=== Section Start ===

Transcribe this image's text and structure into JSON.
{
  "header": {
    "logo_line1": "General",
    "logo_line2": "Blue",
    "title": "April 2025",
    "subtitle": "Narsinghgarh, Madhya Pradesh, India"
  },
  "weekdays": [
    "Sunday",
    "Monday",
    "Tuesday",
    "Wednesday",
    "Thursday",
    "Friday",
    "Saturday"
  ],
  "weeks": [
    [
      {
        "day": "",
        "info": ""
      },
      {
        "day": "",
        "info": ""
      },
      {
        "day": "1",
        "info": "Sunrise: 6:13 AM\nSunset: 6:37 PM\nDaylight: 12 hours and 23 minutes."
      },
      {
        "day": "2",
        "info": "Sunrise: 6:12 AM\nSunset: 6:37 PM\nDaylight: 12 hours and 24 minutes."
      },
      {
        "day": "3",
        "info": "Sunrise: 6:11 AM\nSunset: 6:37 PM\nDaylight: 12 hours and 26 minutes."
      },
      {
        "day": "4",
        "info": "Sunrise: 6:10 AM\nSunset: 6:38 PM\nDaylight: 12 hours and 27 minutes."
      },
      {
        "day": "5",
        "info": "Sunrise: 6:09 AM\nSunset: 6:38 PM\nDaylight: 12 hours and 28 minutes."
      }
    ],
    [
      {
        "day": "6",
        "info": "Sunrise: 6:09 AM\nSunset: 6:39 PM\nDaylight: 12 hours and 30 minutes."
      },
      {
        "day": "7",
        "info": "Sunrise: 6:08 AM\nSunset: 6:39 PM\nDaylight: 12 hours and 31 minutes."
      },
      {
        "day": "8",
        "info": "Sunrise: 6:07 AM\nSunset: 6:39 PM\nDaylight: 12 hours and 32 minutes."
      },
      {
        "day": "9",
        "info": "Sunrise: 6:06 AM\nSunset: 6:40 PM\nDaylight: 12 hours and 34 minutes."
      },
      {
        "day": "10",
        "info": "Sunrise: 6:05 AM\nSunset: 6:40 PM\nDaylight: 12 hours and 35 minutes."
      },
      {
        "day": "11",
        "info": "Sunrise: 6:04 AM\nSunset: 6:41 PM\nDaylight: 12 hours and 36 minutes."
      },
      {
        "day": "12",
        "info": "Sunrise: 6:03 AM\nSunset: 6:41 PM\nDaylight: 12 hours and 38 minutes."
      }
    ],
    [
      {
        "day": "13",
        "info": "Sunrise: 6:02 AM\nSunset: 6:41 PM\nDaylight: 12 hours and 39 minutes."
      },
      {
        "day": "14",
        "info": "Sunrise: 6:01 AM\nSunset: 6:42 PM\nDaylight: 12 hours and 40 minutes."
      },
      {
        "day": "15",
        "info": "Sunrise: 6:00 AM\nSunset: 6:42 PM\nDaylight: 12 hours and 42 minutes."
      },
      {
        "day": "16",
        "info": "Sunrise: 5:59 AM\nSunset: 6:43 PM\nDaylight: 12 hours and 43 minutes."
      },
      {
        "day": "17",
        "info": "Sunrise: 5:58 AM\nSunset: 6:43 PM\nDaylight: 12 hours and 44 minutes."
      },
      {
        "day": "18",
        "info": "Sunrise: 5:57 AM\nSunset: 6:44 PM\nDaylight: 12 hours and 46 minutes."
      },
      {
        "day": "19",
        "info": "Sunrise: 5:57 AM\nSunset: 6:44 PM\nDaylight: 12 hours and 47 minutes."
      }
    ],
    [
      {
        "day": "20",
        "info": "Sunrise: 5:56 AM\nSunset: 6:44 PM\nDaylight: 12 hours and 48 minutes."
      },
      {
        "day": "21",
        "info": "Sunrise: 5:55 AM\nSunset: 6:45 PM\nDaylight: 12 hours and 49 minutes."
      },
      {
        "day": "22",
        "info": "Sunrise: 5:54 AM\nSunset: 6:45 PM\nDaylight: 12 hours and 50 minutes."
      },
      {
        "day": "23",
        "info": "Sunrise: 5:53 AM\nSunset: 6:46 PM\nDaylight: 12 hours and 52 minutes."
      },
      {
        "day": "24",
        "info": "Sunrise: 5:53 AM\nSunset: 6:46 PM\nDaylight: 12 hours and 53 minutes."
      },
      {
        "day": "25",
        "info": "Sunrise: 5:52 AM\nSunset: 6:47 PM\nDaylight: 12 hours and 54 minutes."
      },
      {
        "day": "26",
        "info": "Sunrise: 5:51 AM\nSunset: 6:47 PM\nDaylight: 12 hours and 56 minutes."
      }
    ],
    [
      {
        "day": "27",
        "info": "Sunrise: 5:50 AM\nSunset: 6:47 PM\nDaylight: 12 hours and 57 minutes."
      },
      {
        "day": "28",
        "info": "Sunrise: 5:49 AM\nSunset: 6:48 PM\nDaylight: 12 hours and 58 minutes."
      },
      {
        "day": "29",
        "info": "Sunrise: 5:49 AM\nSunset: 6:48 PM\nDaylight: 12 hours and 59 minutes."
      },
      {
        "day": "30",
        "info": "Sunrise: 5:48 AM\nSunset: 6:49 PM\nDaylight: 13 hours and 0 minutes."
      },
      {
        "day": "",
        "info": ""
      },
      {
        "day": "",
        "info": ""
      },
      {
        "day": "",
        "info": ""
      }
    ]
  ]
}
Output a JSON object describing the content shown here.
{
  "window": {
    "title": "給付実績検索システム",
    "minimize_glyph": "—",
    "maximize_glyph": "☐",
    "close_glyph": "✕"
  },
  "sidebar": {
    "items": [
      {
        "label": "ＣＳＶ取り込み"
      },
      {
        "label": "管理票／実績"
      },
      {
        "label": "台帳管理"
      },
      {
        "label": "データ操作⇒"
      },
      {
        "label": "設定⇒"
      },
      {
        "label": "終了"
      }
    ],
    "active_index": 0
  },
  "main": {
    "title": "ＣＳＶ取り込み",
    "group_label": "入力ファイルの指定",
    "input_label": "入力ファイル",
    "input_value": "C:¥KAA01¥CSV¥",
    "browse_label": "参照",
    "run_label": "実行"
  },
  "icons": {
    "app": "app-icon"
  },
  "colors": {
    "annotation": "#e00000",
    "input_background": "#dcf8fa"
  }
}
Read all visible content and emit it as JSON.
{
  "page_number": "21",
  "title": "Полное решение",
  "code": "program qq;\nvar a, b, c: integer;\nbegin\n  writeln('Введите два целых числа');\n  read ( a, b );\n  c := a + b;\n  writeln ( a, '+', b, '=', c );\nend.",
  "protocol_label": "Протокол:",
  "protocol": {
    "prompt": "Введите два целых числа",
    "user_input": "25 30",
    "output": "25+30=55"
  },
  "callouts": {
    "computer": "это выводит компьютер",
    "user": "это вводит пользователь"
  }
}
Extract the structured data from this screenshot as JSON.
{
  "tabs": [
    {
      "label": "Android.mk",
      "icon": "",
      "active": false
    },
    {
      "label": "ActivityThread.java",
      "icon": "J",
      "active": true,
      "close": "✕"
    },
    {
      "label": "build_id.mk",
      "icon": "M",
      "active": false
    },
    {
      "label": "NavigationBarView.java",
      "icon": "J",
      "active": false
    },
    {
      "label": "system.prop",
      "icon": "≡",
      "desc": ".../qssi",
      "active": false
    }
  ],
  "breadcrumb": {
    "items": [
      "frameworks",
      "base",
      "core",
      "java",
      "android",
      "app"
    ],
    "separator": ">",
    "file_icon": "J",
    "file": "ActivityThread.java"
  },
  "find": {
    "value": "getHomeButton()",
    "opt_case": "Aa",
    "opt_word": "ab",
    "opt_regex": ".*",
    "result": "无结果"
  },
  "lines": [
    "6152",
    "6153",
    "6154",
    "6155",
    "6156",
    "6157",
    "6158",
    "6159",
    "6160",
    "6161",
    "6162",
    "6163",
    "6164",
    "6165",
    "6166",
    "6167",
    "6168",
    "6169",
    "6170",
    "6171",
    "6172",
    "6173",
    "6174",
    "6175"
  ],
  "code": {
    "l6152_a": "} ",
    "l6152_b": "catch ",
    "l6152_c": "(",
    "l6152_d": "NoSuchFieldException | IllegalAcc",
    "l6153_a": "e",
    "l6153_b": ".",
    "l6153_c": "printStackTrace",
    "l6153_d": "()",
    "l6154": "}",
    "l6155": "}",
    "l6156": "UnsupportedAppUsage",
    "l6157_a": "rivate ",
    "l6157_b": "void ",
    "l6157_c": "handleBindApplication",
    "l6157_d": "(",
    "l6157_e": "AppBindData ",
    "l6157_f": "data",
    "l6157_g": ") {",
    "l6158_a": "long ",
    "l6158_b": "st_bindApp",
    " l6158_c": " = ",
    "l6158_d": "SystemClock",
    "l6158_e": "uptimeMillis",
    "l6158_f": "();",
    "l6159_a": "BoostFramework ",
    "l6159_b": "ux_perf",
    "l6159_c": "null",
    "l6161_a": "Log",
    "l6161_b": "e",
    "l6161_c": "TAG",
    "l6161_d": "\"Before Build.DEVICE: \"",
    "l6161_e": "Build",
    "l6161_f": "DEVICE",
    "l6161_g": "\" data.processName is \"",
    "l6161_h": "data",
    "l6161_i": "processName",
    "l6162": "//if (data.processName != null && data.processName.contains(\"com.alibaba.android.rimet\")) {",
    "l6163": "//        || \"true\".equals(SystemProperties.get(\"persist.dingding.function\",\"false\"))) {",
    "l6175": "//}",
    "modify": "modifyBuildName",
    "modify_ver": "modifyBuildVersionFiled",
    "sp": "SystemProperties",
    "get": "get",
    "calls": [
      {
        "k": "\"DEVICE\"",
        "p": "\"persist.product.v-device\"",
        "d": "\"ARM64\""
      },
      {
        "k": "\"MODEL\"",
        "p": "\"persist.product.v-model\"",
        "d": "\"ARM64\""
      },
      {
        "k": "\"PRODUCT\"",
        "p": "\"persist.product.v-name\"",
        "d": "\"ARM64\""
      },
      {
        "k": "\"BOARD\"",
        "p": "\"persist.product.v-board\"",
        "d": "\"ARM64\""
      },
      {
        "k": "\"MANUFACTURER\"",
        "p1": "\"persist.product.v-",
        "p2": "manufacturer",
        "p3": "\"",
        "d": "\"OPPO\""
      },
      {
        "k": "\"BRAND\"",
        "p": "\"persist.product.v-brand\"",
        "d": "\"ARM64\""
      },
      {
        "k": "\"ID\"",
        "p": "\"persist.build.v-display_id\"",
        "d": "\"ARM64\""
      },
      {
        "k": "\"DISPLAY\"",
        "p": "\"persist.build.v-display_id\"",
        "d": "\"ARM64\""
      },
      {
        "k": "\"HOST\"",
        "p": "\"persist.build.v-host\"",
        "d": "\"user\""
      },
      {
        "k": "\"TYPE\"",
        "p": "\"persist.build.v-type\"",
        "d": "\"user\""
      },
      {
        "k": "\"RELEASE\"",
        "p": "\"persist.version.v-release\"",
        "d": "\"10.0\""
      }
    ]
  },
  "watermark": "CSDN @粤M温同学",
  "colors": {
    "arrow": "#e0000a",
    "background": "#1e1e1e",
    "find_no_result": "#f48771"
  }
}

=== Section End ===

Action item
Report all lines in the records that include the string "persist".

Output of the exercise
    "l6163": "//        || \"true\".equals(SystemProperties.get(\"persist.dingding.function\",\"false\"))) {",
        "p": "\"persist.product.v-device\"",
        "p": "\"persist.product.v-model\"",
        "p": "\"persist.product.v-name\"",
        "p": "\"persist.product.v-board\"",
        "p1": "\"persist.product.v-",
        "p": "\"persist.product.v-brand\"",
        "p": "\"persist.build.v-display_id\"",
        "p": "\"persist.build.v-display_id\"",
        "p": "\"persist.build.v-host\"",
        "p": "\"persist.build.v-type\"",
        "p": "\"persist.version.v-release\"",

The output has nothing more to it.